When I was in high school, my dad and I were not the best of friends. Part of it was that we were so much alike we budded heads all the time. In my early adulthood, we still did not have much to say to each other, but we got along better.
This may not sound like much of a tribute, but wait. After my mom passed away, I would visit my dad and we would literally sit across from each other without much to say after the weather and the news. As time went on, though, he would talk about his childhood, his teen years, his choices. In the last years of his life, I got to know him very well. Especially after he moved in with me and my family. I heard many, many stories that gave me a better picture of who he was.
I heard, for example, of the day he left for Mexico, pretending that he would come back, but having no intention of returning. I was less than a year old and he was overwhelmed with the idea of being a husband and father. His father had left before he was even born and there were no male role models in the home he grew up. In fact, he himself had been the male role model for his siblings, whom he financially supported since he was a kid! But as the days went by in Mexico, he missed us. He began to think of his growing up years and the challenges of growing up without a dad and that motivated him to come back and he never considered it again.
In the last years of his life, I came to appreciate my dad for who he was. I’m not one to pretend that we had a perfect home growing up, we didn’t. But my dad did a lot of things right.
Others readily remember him as a generous, hard working man, a man with a great sense of humor, a man who loved to be in a large crowd and recite poetry. And they would be right. He was all that, but so much more.
I felt honored when he would start a story with, “I’ve never told this to anyone before…” The highs and lows, the good and the bad. All the while helping me understand who he was. We talked a lot those last years. Hours in the waiting room of doctors’ offices, having breakfast together every morning, going for walks together, driving to the store.
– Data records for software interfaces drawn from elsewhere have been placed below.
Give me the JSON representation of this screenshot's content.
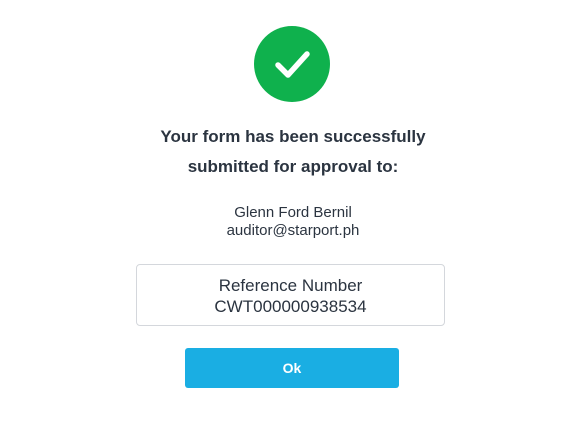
{
  "dialog": {
    "icon": "checkmark-icon",
    "status_color": "#0fb14d",
    "headline_line1": "Your form has been successfully",
    "headline_line2": "submitted for approval to:",
    "recipient_name": "Glenn Ford Bernil",
    "recipient_email": "auditor@starport.ph",
    "reference_label": "Reference Number",
    "reference_value": "CWT000000938534",
    "ok_label": "Ok",
    "button_color": "#1aaee3"
  }
}
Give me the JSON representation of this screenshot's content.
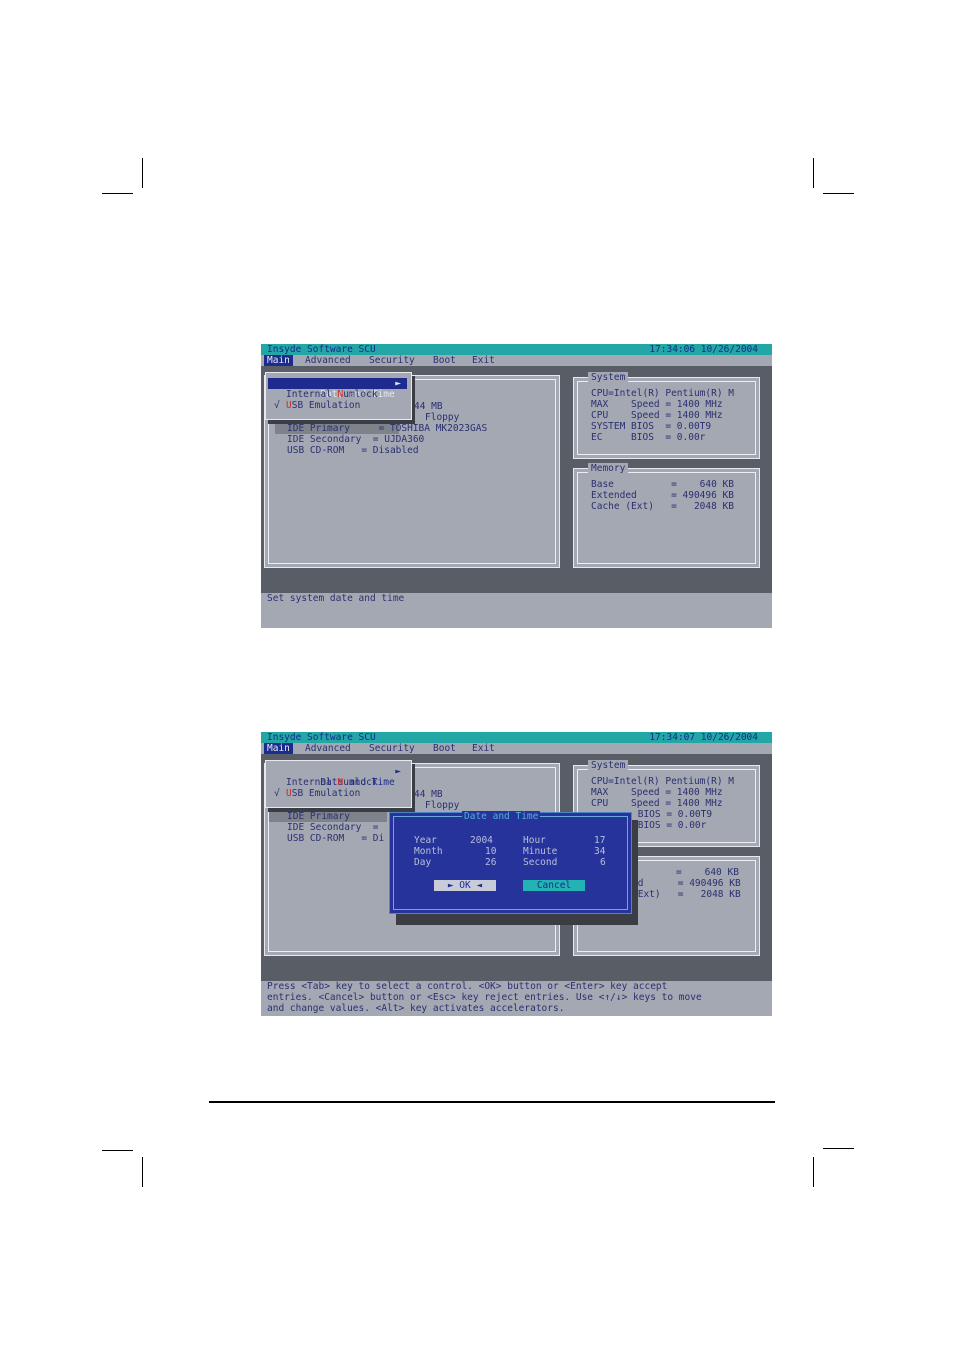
{
  "screen1": {
    "app_title": "Insyde Software SCU",
    "clock": "17:34:06  10/26/2004",
    "menu": [
      "Main",
      "Advanced",
      "Security",
      "Boot",
      "Exit"
    ],
    "dropdown": {
      "date_time": "Date and Time",
      "arrow": "►",
      "numlock_a": "Internal ",
      "numlock_b": "N",
      "numlock_c": "umlock",
      "check": "√",
      "usb_a": "U",
      "usb_b": "SB Emulation"
    },
    "left_rows": [
      "44 MB",
      "Floppy",
      "IDE Primary     = TOSHIBA MK2023GAS",
      "IDE Secondary  = UJDA360",
      "USB CD-ROM   = Disabled"
    ],
    "system": {
      "title": "System",
      "rows": [
        "CPU=Intel(R) Pentium(R) M",
        "MAX    Speed = 1400 MHz",
        "CPU    Speed = 1400 MHz",
        "SYSTEM BIOS  = 0.00T9",
        "EC     BIOS  = 0.00r"
      ]
    },
    "memory": {
      "title": "Memory",
      "rows": [
        "Base          =    640 KB",
        "Extended      = 490496 KB",
        "Cache (Ext)   =   2048 KB"
      ]
    },
    "status": [
      "Set system date and time"
    ]
  },
  "screen2": {
    "app_title": "Insyde Software SCU",
    "clock": "17:34:07  10/26/2004",
    "menu": [
      "Main",
      "Advanced",
      "Security",
      "Boot",
      "Exit"
    ],
    "left_rows": [
      "44 MB",
      "Floppy",
      "IDE Primary",
      "IDE Secondary  =",
      "USB CD-ROM   = Di"
    ],
    "system": {
      "title": "System",
      "rows": [
        "CPU=Intel(R) Pentium(R) M",
        "MAX    Speed = 1400 MHz",
        "CPU    Speed = 1400 MHz",
        " BIOS = 0.00T9",
        " BIOS = 0.00r"
      ]
    },
    "memory": {
      "rows": [
        "=    640 KB",
        "ed      = 490496 KB",
        "(Ext)   =   2048 KB"
      ]
    },
    "dialog": {
      "title": "Date and Time",
      "year_label": "Year",
      "year_value": "2004",
      "month_label": "Month",
      "month_value": "10",
      "day_label": "Day",
      "day_value": "26",
      "hour_label": "Hour",
      "hour_value": "17",
      "minute_label": "Minute",
      "minute_value": "34",
      "second_label": "Second",
      "second_value": "6",
      "ok_label": "► OK ◄",
      "cancel_label": "Cancel"
    },
    "status": [
      "Press <Tab> key to select a control. <OK> button or <Enter> key accept",
      "entries. <Cancel> button or <Esc> key reject entries. Use <↑/↓> keys to move",
      "and change values. <Alt> key activates accelerators."
    ]
  }
}
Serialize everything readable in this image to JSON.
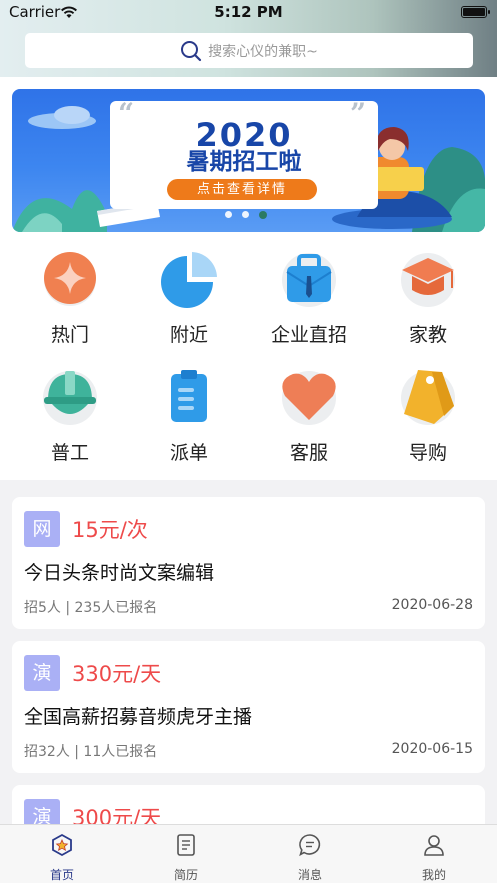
{
  "status": {
    "carrier": "Carrier",
    "time": "5:12 PM"
  },
  "search": {
    "placeholder": "搜索心仪的兼职~"
  },
  "banner": {
    "title": "2020",
    "subtitle": "暑期招工啦",
    "button": "点击查看详情",
    "quote_left": "“",
    "quote_right": "”",
    "active_dot": 3
  },
  "categories": [
    {
      "label": "热门",
      "icon": "hot-icon",
      "color": "#f08050"
    },
    {
      "label": "附近",
      "icon": "pie-chart-icon",
      "color": "#2f9be8"
    },
    {
      "label": "企业直招",
      "icon": "briefcase-icon",
      "color": "#2f9be8"
    },
    {
      "label": "家教",
      "icon": "graduation-cap-icon",
      "color": "#f07c50"
    },
    {
      "label": "普工",
      "icon": "hard-hat-icon",
      "color": "#3fb39b"
    },
    {
      "label": "派单",
      "icon": "clipboard-icon",
      "color": "#2f9be8"
    },
    {
      "label": "客服",
      "icon": "heart-icon",
      "color": "#ee7e56"
    },
    {
      "label": "导购",
      "icon": "price-tag-icon",
      "color": "#f2b22c"
    }
  ],
  "jobs": [
    {
      "tag": "网",
      "price": "15元/次",
      "title": "今日头条时尚文案编辑",
      "meta": "招5人 | 235人已报名",
      "date": "2020-06-28"
    },
    {
      "tag": "演",
      "price": "330元/天",
      "title": "全国高薪招募音频虎牙主播",
      "meta": "招32人 | 11人已报名",
      "date": "2020-06-15"
    },
    {
      "tag": "演",
      "price": "300元/天",
      "title": "",
      "meta": "",
      "date": ""
    }
  ],
  "tabs": [
    {
      "label": "首页",
      "icon": "home-star-icon",
      "active": true
    },
    {
      "label": "简历",
      "icon": "resume-icon",
      "active": false
    },
    {
      "label": "消息",
      "icon": "message-icon",
      "active": false
    },
    {
      "label": "我的",
      "icon": "profile-icon",
      "active": false
    }
  ],
  "colors": {
    "accent": "#2a3a8a",
    "price": "#ee4a4a",
    "tag": "#aab0f5"
  }
}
The day he passed away, I not only mourned that he was gone, but I mourned all the things he could have been. He would have liked to go to college. He would have liked to travel. He would have liked to be so much more than he had the opportunity to be. But gosh, he overcame a lot of obstacles.
Thanks for doing your best, dad. Thanks for coming back to be my dad. And thank you for setting the bar high on determination and a sense of responsibility. You’d be happy to know that your entrepreneurial gene is alive and well in my family, too. Thank you! I love you and I miss you. Happy Father’s day.